Six years later and I now take three times that original dosage. This time though it’s because I really am depressed.

I’m pretty sure that if you asked most people I know they’d say that I’m not depressed. Why? Because whenever I see people I have this need to be the “cheery”, “positive”, “things aren’t really that bad” Rhoda. I try to hide how bad my M.E. is and I definitely try to disguise my mood. The truth is though that in my head I can be feeling like there is no point to my existence.

I don’t quite know how to explain this. I feel like I’m lying in bed or flopped on the sofa and the world is carrying on without me – kind of like when you were at school and you’d get out early to go for a doctor’s appointment and realise that in fact the whole world was still revolving outside those four walls – make any sense? Every year my birthday comes around (as they do) and I realise that’s another year of my life spent in the house, imprisoned by the M.E. jail.

I think about what I’ve actually achieved in these M.E. years, I think about what I had planned to achieve by the time I was 28. I try to get myself to the bathroom and realise that ten years ago I would feel the same level of exhaustion after helping my Dad at the croft all day. I feel useless.

There have been some truly really dark days and weeks which although I’d like to share, I can’t. Just the thought of people I know and love knowing how I’ve been feeling is enough to put me off.
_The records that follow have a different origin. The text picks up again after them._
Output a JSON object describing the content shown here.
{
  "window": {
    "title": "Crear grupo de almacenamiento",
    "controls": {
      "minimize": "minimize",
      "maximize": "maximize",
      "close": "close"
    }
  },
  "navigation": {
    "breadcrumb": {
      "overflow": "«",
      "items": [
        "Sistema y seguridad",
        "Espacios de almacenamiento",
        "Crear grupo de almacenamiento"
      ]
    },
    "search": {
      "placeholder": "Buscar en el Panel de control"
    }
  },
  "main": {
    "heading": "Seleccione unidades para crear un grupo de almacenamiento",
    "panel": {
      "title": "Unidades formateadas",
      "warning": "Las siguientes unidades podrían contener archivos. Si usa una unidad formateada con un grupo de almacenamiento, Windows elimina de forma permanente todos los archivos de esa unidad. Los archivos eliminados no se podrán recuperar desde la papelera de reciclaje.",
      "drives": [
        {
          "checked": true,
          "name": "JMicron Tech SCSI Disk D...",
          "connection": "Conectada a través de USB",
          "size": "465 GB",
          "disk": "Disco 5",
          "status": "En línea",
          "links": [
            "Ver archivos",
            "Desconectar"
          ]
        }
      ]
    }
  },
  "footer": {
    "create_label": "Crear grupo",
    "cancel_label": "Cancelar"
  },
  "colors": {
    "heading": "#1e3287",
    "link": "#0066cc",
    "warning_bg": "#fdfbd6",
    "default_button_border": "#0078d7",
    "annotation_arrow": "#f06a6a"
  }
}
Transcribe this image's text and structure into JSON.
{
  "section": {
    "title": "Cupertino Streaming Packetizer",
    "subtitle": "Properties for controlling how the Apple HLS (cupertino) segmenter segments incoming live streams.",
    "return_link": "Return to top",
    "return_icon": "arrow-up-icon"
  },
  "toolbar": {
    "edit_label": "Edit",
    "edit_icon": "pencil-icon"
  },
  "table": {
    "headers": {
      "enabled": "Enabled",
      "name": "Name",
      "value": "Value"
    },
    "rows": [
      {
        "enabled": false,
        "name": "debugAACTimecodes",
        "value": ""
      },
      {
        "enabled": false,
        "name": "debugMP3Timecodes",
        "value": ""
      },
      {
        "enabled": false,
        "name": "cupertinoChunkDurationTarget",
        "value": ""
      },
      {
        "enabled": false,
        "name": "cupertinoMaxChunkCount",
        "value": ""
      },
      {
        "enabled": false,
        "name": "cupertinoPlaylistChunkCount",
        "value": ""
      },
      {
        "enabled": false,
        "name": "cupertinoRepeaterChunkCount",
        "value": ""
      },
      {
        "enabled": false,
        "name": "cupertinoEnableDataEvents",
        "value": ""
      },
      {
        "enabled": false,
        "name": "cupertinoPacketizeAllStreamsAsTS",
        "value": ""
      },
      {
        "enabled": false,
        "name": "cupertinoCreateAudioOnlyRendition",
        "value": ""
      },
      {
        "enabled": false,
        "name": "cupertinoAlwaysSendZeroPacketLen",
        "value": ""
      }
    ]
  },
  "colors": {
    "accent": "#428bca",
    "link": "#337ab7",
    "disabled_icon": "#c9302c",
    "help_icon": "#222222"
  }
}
I actually requested to go back to the clinical psychologist last year as I felt that my mood was getting too much for me to cope with, and I needed someone that I didn’t know to talk to. I think that has been the best move I’ve made in these M.E. years. To have someone there to talk to, someone that I don’t feel I have to protect, is invaluable to me.

Of course actually getting there and seeing the doc requires planning and she often gets the “I’m really sorry I can’t make it” line from me. She doesn’t care though, she just sends me out my next appointment and we see if I can make it.

The appointments in themselves absolutely flatten me, never mind getting there etc, and I know that for days afterwards I will have to try and recover. Even just talking exhausts me, but I know that I’m helping to remove the dark clouds that gather in my head and for me that’s worth all the pain, fatigue and stress of going.

Since I’ve been seeing the psychologist I have discovered that I have OCD. I can hear people groaning from here….she goes to see a psychologist and suddenly everything is wrong with her. I can assure you that’s not the case.

I’d been behaving very strangely for months (moreso than usual!) and this odd behaviour was not only extremely tiring but really depressing, I couldn’t control it! This is the first time that I’ve actually written it out, thereby make it real! It all started when I HAD to hold the fridge closed for 10 seconds, which soon became 5 x 10 seconds, which soon became holding the taps for 10 x 10 seconds, then even controlling the length of time I was on the toilet in terms of 10 seconds. That’s just a hint of it, there’s plenty more!

I actually thought I was going mad. I’d check the window was shut 10 times, I’d press my back button on my phone 10 times before I went to sleep, and I had absolutely no idea why I was doing it but there was no way in Hell that I could stop myself!

When I finally found the guts to talk about this I was told it was a “manifestation of worry”. It took me and my foggy brain a while to get my head around but then it all made sense. I spend all day alone while J is out at work, I’m too tired to talk on the phone and have no energy to do anything of substance. So I was channelling all my worry and stress into things that I could do …. hold the taps after washing my hands etc. Does that make sense? I’m not sure I’m explaining it very well.

All of this was adding to my stress, my low mood and ramping up my anxiety. Not to forget using up huge amounts of my energy!

It’s been a struggle but I am getting better. I know I worry far too much about things way beyond my control and I know that I still have a lot of my OCD traits but I am working on it. By working on it I feel like I’m actually achieving something and that feeling of mastery is helping my mood.

So you see although at the start when they thought it was all in my head it wasn’t, now I have a new thing to deal with….my mind.